#### [Source records]
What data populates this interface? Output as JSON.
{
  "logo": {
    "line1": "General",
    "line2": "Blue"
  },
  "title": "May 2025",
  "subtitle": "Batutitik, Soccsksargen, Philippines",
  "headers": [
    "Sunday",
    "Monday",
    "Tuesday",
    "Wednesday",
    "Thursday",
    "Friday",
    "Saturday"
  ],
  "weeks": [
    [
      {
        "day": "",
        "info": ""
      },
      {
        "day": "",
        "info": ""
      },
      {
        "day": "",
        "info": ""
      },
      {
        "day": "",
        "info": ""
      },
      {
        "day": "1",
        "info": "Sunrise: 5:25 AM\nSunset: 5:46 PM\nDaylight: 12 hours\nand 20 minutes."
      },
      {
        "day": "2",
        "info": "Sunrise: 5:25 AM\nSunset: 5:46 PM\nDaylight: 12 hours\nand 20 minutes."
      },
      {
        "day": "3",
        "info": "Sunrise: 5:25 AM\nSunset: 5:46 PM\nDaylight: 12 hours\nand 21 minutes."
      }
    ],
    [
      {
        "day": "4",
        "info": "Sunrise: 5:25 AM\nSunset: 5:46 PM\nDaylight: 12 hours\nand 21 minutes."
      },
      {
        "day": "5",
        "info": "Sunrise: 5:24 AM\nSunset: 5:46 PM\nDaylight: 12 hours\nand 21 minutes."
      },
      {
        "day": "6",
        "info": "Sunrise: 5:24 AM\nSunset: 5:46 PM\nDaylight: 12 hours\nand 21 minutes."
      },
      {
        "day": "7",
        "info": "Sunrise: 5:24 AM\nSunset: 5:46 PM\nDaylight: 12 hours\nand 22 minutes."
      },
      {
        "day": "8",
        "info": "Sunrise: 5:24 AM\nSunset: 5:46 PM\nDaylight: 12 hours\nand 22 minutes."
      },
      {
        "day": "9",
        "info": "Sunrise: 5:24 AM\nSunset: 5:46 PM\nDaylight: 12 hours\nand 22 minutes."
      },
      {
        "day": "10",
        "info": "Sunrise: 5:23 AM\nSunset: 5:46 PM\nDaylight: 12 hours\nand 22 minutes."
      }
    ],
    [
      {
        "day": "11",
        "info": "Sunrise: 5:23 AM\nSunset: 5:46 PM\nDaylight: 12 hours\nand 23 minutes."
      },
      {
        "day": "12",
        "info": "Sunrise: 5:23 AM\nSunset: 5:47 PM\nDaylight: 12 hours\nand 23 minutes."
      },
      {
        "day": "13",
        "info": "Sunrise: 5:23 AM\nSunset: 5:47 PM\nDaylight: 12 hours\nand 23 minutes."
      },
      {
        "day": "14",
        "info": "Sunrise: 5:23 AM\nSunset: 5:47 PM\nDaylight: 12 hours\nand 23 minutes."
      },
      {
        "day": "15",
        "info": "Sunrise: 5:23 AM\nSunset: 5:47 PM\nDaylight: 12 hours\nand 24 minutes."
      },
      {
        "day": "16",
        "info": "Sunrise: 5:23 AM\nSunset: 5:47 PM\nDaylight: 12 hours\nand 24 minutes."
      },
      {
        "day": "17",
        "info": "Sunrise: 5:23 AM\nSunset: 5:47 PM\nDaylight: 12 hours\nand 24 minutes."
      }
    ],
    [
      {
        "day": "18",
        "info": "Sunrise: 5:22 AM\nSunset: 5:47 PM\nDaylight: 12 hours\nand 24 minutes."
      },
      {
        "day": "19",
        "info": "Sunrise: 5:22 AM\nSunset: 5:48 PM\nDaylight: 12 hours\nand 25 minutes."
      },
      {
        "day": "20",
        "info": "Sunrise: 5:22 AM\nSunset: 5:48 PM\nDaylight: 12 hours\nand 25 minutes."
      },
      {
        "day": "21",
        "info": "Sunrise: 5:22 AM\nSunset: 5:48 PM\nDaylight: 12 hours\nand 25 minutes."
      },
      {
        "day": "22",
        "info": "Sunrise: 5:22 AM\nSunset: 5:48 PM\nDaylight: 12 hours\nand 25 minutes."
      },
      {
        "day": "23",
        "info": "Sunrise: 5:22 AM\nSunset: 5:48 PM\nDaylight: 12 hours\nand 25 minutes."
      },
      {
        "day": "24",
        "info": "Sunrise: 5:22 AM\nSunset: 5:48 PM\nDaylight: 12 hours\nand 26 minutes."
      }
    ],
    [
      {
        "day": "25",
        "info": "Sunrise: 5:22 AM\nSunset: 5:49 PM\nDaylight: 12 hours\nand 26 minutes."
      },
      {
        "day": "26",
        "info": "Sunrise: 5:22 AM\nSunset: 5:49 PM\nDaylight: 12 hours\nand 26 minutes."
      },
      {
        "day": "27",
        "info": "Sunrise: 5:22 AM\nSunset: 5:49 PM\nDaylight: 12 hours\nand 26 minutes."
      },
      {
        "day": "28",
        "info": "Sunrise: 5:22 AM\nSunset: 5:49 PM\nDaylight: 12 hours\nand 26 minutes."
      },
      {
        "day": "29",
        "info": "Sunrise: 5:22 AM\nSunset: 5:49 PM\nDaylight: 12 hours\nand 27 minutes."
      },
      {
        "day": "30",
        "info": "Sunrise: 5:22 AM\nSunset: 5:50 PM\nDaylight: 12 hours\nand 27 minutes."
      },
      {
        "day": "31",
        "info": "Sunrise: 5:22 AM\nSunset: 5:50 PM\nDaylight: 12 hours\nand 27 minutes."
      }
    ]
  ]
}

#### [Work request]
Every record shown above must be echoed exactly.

#### [Exercise output]
What data populates this interface? Output as JSON.
{
  "logo": {
    "line1": "General",
    "line2": "Blue"
  },
  "title": "May 2025",
  "subtitle": "Batutitik, Soccsksargen, Philippines",
  "headers": [
    "Sunday",
    "Monday",
    "Tuesday",
    "Wednesday",
    "Thursday",
    "Friday",
    "Saturday"
  ],
  "weeks": [
    [
      {
        "day": "",
        "info": ""
      },
      {
        "day": "",
        "info": ""
      },
      {
        "day": "",
        "info": ""
      },
      {
        "day": "",
        "info": ""
      },
      {
        "day": "1",
        "info": "Sunrise: 5:25 AM\nSunset: 5:46 PM\nDaylight: 12 hours\nand 20 minutes."
      },
      {
        "day": "2",
        "info": "Sunrise: 5:25 AM\nSunset: 5:46 PM\nDaylight: 12 hours\nand 20 minutes."
      },
      {
        "day": "3",
        "info": "Sunrise: 5:25 AM\nSunset: 5:46 PM\nDaylight: 12 hours\nand 21 minutes."
      }
    ],
    [
      {
        "day": "4",
        "info": "Sunrise: 5:25 AM\nSunset: 5:46 PM\nDaylight: 12 hours\nand 21 minutes."
      },
      {
        "day": "5",
        "info": "Sunrise: 5:24 AM\nSunset: 5:46 PM\nDaylight: 12 hours\nand 21 minutes."
      },
      {
        "day": "6",
        "info": "Sunrise: 5:24 AM\nSunset: 5:46 PM\nDaylight: 12 hours\nand 21 minutes."
      },
      {
        "day": "7",
        "info": "Sunrise: 5:24 AM\nSunset: 5:46 PM\nDaylight: 12 hours\nand 22 minutes."
      },
      {
        "day": "8",
        "info": "Sunrise: 5:24 AM\nSunset: 5:46 PM\nDaylight: 12 hours\nand 22 minutes."
      },
      {
        "day": "9",
        "info": "Sunrise: 5:24 AM\nSunset: 5:46 PM\nDaylight: 12 hours\nand 22 minutes."
      },
      {
        "day": "10",
        "info": "Sunrise: 5:23 AM\nSunset: 5:46 PM\nDaylight: 12 hours\nand 22 minutes."
      }
    ],
    [
      {
        "day": "11",
        "info": "Sunrise: 5:23 AM\nSunset: 5:46 PM\nDaylight: 12 hours\nand 23 minutes."
      },
      {
        "day": "12",
        "info": "Sunrise: 5:23 AM\nSunset: 5:47 PM\nDaylight: 12 hours\nand 23 minutes."
      },
      {
        "day": "13",
        "info": "Sunrise: 5:23 AM\nSunset: 5:47 PM\nDaylight: 12 hours\nand 23 minutes."
      },
      {
        "day": "14",
        "info": "Sunrise: 5:23 AM\nSunset: 5:47 PM\nDaylight: 12 hours\nand 23 minutes."
      },
      {
        "day": "15",
        "info": "Sunrise: 5:23 AM\nSunset: 5:47 PM\nDaylight: 12 hours\nand 24 minutes."
      },
      {
        "day": "16",
        "info": "Sunrise: 5:23 AM\nSunset: 5:47 PM\nDaylight: 12 hours\nand 24 minutes."
      },
      {
        "day": "17",
        "info": "Sunrise: 5:23 AM\nSunset: 5:47 PM\nDaylight: 12 hours\nand 24 minutes."
      }
    ],
    [
      {
        "day": "18",
        "info": "Sunrise: 5:22 AM\nSunset: 5:47 PM\nDaylight: 12 hours\nand 24 minutes."
      },
      {
        "day": "19",
        "info": "Sunrise: 5:22 AM\nSunset: 5:48 PM\nDaylight: 12 hours\nand 25 minutes."
      },
      {
        "day": "20",
        "info": "Sunrise: 5:22 AM\nSunset: 5:48 PM\nDaylight: 12 hours\nand 25 minutes."
      },
      {
        "day": "21",
        "info": "Sunrise: 5:22 AM\nSunset: 5:48 PM\nDaylight: 12 hours\nand 25 minutes."
      },
      {
        "day": "22",
        "info": "Sunrise: 5:22 AM\nSunset: 5:48 PM\nDaylight: 12 hours\nand 25 minutes."
      },
      {
        "day": "23",
        "info": "Sunrise: 5:22 AM\nSunset: 5:48 PM\nDaylight: 12 hours\nand 25 minutes."
      },
      {
        "day": "24",
        "info": "Sunrise: 5:22 AM\nSunset: 5:48 PM\nDaylight: 12 hours\nand 26 minutes."
      }
    ],
    [
      {
        "day": "25",
        "info": "Sunrise: 5:22 AM\nSunset: 5:49 PM\nDaylight: 12 hours\nand 26 minutes."
      },
      {
        "day": "26",
        "info": "Sunrise: 5:22 AM\nSunset: 5:49 PM\nDaylight: 12 hours\nand 26 minutes."
      },
      {
        "day": "27",
        "info": "Sunrise: 5:22 AM\nSunset: 5:49 PM\nDaylight: 12 hours\nand 26 minutes."
      },
      {
        "day": "28",
        "info": "Sunrise: 5:22 AM\nSunset: 5:49 PM\nDaylight: 12 hours\nand 26 minutes."
      },
      {
        "day": "29",
        "info": "Sunrise: 5:22 AM\nSunset: 5:49 PM\nDaylight: 12 hours\nand 27 minutes."
      },
      {
        "day": "30",
        "info": "Sunrise: 5:22 AM\nSunset: 5:50 PM\nDaylight: 12 hours\nand 27 minutes."
      },
      {
        "day": "31",
        "info": "Sunrise: 5:22 AM\nSunset: 5:50 PM\nDaylight: 12 hours\nand 27 minutes."
      }
    ]
  ]
}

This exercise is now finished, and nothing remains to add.